[[ Data for processing open ]]

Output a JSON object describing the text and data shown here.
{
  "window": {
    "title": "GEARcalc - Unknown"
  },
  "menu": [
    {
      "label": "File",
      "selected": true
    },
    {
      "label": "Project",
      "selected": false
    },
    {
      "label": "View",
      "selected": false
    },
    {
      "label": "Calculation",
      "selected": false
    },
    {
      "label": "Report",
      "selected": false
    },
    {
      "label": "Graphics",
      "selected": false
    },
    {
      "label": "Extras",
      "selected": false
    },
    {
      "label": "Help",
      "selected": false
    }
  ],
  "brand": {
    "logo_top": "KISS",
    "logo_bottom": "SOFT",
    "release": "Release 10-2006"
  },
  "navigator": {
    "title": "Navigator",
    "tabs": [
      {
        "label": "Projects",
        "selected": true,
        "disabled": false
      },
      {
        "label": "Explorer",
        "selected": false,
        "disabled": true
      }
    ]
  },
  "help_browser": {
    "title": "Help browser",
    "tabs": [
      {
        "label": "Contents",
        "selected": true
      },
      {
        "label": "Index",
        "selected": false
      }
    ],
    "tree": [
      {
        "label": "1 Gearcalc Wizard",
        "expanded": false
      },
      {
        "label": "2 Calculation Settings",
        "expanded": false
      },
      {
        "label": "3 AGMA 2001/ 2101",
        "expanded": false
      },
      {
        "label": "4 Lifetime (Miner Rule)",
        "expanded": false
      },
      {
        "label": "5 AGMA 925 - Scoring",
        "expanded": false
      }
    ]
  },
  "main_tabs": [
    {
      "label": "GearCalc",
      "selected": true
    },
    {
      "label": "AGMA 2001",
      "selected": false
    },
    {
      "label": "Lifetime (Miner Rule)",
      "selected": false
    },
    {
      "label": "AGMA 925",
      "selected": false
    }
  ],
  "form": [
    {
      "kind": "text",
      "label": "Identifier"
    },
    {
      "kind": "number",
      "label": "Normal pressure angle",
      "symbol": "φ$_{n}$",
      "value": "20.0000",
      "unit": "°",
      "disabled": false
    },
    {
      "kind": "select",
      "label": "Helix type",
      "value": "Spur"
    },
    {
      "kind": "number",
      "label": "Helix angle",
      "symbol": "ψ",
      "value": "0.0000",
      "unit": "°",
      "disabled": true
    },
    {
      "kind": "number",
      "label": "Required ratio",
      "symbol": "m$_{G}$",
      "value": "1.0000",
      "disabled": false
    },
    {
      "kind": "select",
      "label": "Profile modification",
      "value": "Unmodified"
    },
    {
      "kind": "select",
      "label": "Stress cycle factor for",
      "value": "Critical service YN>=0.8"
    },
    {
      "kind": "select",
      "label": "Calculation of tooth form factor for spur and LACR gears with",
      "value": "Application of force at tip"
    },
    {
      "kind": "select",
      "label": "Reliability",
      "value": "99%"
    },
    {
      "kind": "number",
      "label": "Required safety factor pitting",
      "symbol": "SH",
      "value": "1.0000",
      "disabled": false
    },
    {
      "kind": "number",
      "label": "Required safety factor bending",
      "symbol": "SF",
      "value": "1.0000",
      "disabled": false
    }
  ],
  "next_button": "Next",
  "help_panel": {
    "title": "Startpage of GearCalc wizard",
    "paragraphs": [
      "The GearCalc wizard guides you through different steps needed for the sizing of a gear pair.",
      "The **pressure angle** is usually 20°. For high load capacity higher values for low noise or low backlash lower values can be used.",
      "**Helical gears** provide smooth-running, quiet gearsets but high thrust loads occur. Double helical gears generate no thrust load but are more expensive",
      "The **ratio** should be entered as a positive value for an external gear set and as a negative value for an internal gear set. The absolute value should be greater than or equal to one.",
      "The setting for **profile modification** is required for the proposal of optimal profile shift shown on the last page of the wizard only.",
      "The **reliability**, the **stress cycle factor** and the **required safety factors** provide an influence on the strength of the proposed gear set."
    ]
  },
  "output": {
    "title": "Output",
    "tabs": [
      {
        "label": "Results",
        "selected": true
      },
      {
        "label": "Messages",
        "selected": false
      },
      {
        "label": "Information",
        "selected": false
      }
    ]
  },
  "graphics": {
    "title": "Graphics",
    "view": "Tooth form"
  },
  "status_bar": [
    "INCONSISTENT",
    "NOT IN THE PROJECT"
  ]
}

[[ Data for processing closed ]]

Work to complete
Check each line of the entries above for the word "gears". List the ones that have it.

Response
      "label": "Calculation of tooth form factor for spur and LACR gears with",
      "**Helical gears** provide smooth-running, quiet gearsets but high thrust loads occur. Double helical gears generate no thrust load but are more expensive",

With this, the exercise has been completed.